Mangala Narlikar began her career in academics by working as a research student and then as a research associate from 1964 to 1966 at the School of Mathematics of the Tata Institute of Fundamental Research in Mumbai. Thereafter, she went to the UK, where she taught at the University of Cambridge, to undergraduate students for two years, i.e., from 1967 to 1969. She later returned to India, where worked at the Tata Institute of Fundamental Research from 1974 to 1980. Her research field was analytic number theory. After she got her Ph.D., she worked at the Tata Institute of Fundamental Research as a pool officer in the School of Mathematics for three years from 1982 to 1985. During this time, she taught M.Phil students at the University of Bombay (now known as the University of Mumbai). She also taught at the University of Pune for over a decade, i.e., from 1989 to 2002. She later taught M.Sc. students at the Bhaskaracharya Pratishthan in Pune for four years from 2006 to 2010.

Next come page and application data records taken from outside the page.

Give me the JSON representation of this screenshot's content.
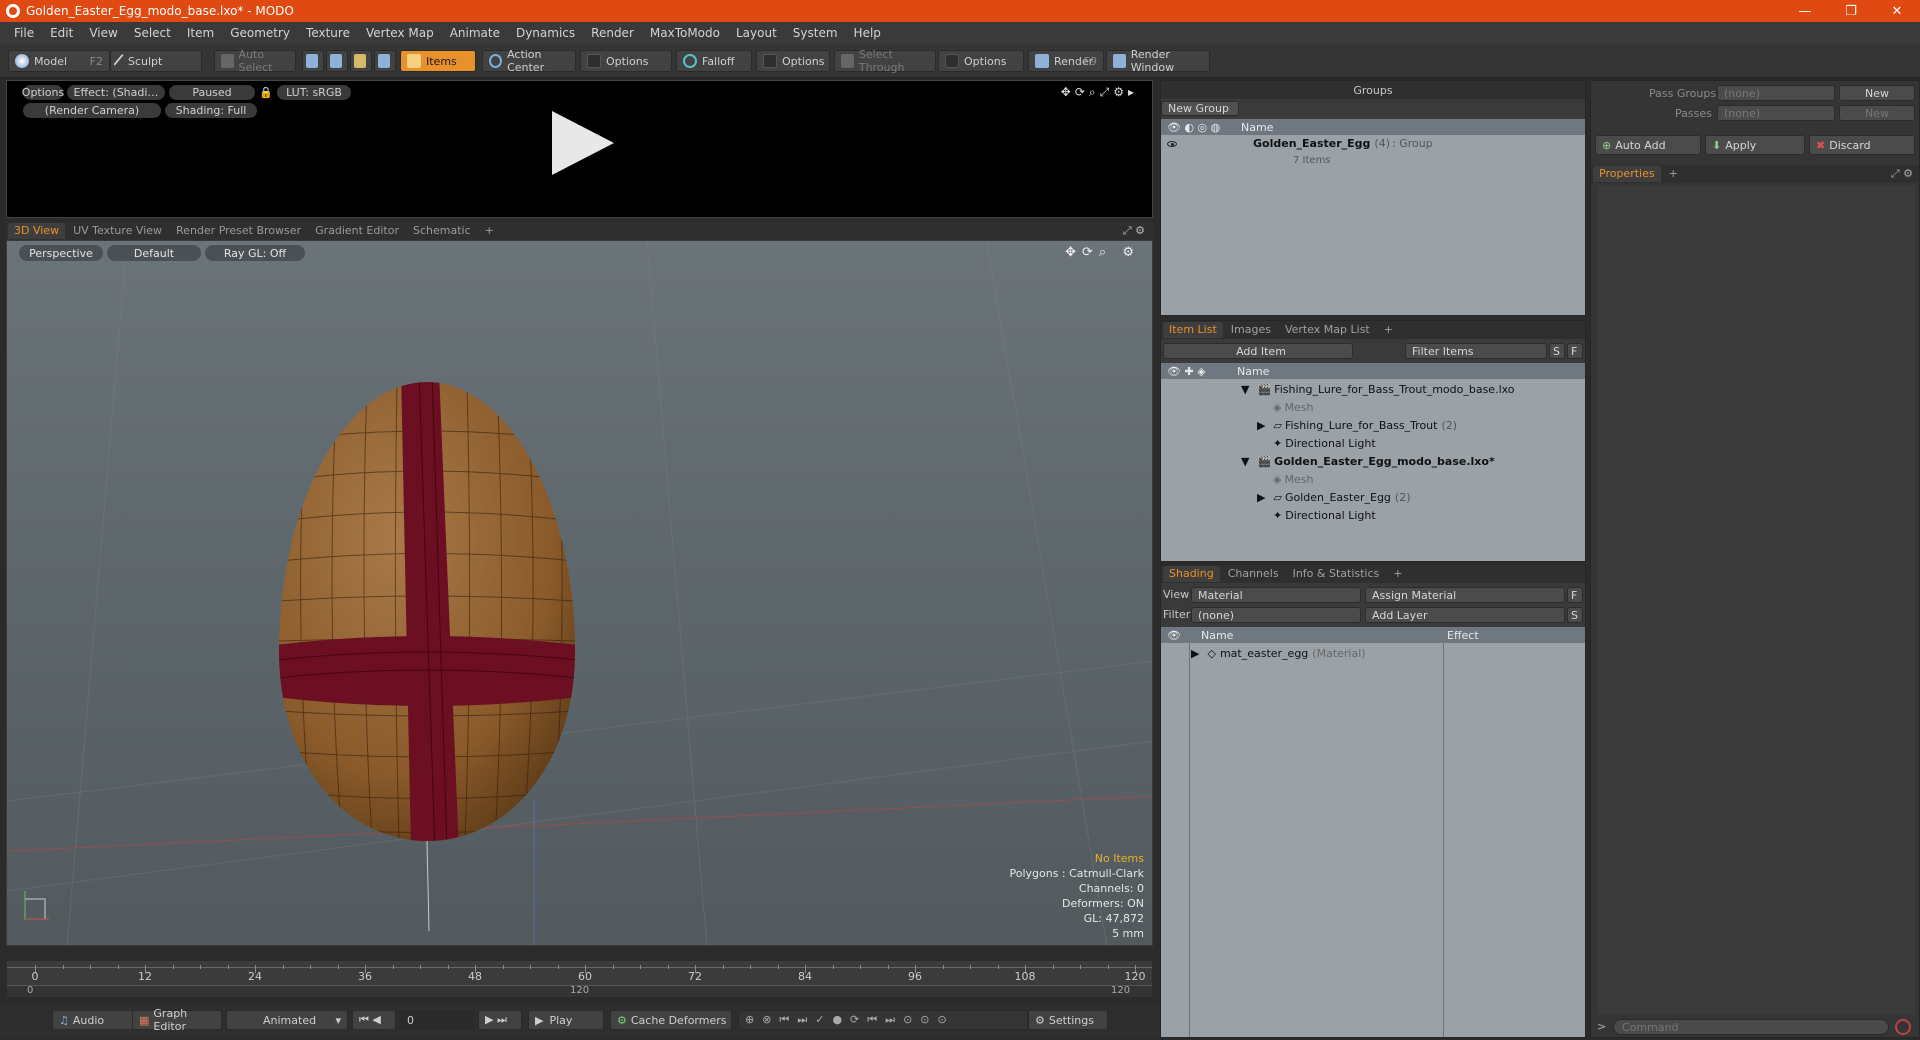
{
  "window": {
    "title": "Golden_Easter_Egg_modo_base.lxo* - MODO",
    "controls": [
      "—",
      "❐",
      "✕"
    ]
  },
  "menu": [
    "File",
    "Edit",
    "View",
    "Select",
    "Item",
    "Geometry",
    "Texture",
    "Vertex Map",
    "Animate",
    "Dynamics",
    "Render",
    "MaxToModo",
    "Layout",
    "System",
    "Help"
  ],
  "toolbar": {
    "model": "Model",
    "model_key": "F2",
    "sculpt": "Sculpt",
    "auto_select": "Auto Select",
    "items": "Items",
    "action_center": "Action Center",
    "options1": "Options",
    "falloff": "Falloff",
    "options2": "Options",
    "select_through": "Select Through",
    "options3": "Options",
    "render": "Render",
    "render_key": "F9",
    "render_window": "Render Window"
  },
  "preview": {
    "options": "Options",
    "effect": "Effect: (Shadi…",
    "paused": "Paused",
    "lut": "LUT: sRGB",
    "camera": "(Render Camera)",
    "shading": "Shading: Full"
  },
  "view_tabs": [
    "3D View",
    "UV Texture View",
    "Render Preset Browser",
    "Gradient Editor",
    "Schematic",
    "+"
  ],
  "viewport": {
    "perspective": "Perspective",
    "default": "Default",
    "raygl": "Ray GL: Off",
    "stats": {
      "no_items": "No Items",
      "polygons": "Polygons : Catmull-Clark",
      "channels": "Channels: 0",
      "deformers": "Deformers: ON",
      "gl": "GL: 47,872",
      "unit": "5 mm"
    }
  },
  "timeline": {
    "ticks": [
      "0",
      "12",
      "24",
      "36",
      "48",
      "60",
      "72",
      "84",
      "96",
      "108",
      "120"
    ],
    "sub_start": "0",
    "sub_mid": "120",
    "sub_end": "120"
  },
  "transport": {
    "audio": "Audio",
    "graph_editor": "Graph Editor",
    "animated": "Animated",
    "frame": "0",
    "play": "Play",
    "cache": "Cache Deformers",
    "settings": "Settings"
  },
  "groups": {
    "title": "Groups",
    "new_group": "New Group",
    "col_name": "Name",
    "item_name": "Golden_Easter_Egg",
    "item_count": "(4)",
    "item_type": ": Group",
    "item_sub": "7 Items"
  },
  "item_list": {
    "tabs": [
      "Item List",
      "Images",
      "Vertex Map List",
      "+"
    ],
    "add_item": "Add Item",
    "filter": "Filter Items",
    "s": "S",
    "f": "F",
    "col_name": "Name",
    "rows": [
      {
        "label": "Fishing_Lure_for_Bass_Trout_modo_base.lxo",
        "extra": ""
      },
      {
        "label": "Mesh",
        "extra": ""
      },
      {
        "label": "Fishing_Lure_for_Bass_Trout",
        "extra": "(2)"
      },
      {
        "label": "Directional Light",
        "extra": ""
      },
      {
        "label": "Golden_Easter_Egg_modo_base.lxo*",
        "extra": ""
      },
      {
        "label": "Mesh",
        "extra": ""
      },
      {
        "label": "Golden_Easter_Egg",
        "extra": "(2)"
      },
      {
        "label": "Directional Light",
        "extra": ""
      }
    ]
  },
  "shading": {
    "tabs": [
      "Shading",
      "Channels",
      "Info & Statistics",
      "+"
    ],
    "view_label": "View",
    "view_value": "Material",
    "assign": "Assign Material",
    "f": "F",
    "filter_label": "Filter",
    "filter_value": "(none)",
    "add_layer": "Add Layer",
    "s": "S",
    "col_name": "Name",
    "col_effect": "Effect",
    "row_name": "mat_easter_egg",
    "row_type": "(Material)"
  },
  "properties": {
    "pass_groups_label": "Pass Groups",
    "pass_groups_value": "(none)",
    "new1": "New",
    "passes_label": "Passes",
    "passes_value": "(none)",
    "new2": "New",
    "auto_add": "Auto Add",
    "apply": "Apply",
    "discard": "Discard",
    "tab": "Properties",
    "plus": "+",
    "command_placeholder": "Command"
  },
  "colors": {
    "accent": "#e8902a",
    "titlebar": "#e04a12",
    "egg": "#8a5a2a",
    "ribbon": "#6d0f22"
  }
}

In 2013, she was appointed as the Chairman of Balbharati (The Maharashtra State Bureau of Textbook Production and Curriculum Research), where she made several significant developments in the state curriculum. Dhanwantri Hardikar, academic section head of Balbharti Textbook Bureau in an interview said that Mangala was invited to be a part of the board of studies for mathematics. He recalled,

She became the chairperson and was responsible for making mathematics textbooks from Std I to X more interactive,”

**Writing**

Mangala wrote books mainly about mathematics and believed in making maths interesting and easy for people to understand. She wrote,

I enjoyed writing a book on how to make mathematics interesting and accessible”.

Mangala published numerous scientific papers and books. A few of them are mentioned below.

#### Articles and Papers

- Theory of Sieved Integers, Acta Arithmetica Volume 38.

- On a theorem of Erdos and Szemeredi, Hardy Ramanujan Journal 3, 41, in 1980

- On the Mean Square Value theorem of Hurwitz Zeta function, Proceedings of Indian Academy of Sciences in 1981.

- Hybrid mean Value Theorem of L-functions, Hardy Ramanujan Journal 9 in 1986.

- On orders solely of Abelian Groups, Bulletin of London Mathematical Society in 1988.

- Several articles on mathematics in the Science Age.

**Books**

- Ganitachyaa Sopya Vata (1989), a book in Marathi for school children

- An Easy Access to Basic Mathematics, a book for school children.

- A Cosmic Adventure (2000), a translation of a book on Astronomy.

## Awards

- Vishwanath Parvati Gokhale Award in 2002 for her Marathi book Gargi Ajun Jeevant Aahe.

- Suryadatta Life Time Achievement Award 2017 for Excellence in the field of Science and Technology.

## Death

Mangala died on 17 July 2023 in Pune, Maharashtra. Her body was kept at the Indian Institute of Science Education and Research (IISER) for some time for people to offer their respects before her last rites. ^{[1]}The Economic Times

## Facts/Trivia

- Mangala’s main interest in mathematics was in real and complex analysis, analytic geometry, number theory, algebra and topology.

- In an interview, Jayashree Atre, a member of the mathematics committee in Balbharti recalled the 10 years spent working alongside Mangala and her nature of helping people if they were unwell by brewing concoctions in her kettle. She said,

She was a hands-on wife and mother, excelling in everything. We wondered how she found the time to do so much,”

^{[2]}Times Of India - She tried introducing an easier way to identify numbers in Marathi to mirror the English way, instead of ‘bawees’ for 22, she suggested ‘vees-don’, but was met with opposition.
^{[3]}The Bridge Chronicle

- Books and textbooks written by Mangala Narlikar were sold at Rs. 10 so that every child could afford them.
^{[4]}Free Press Journal

References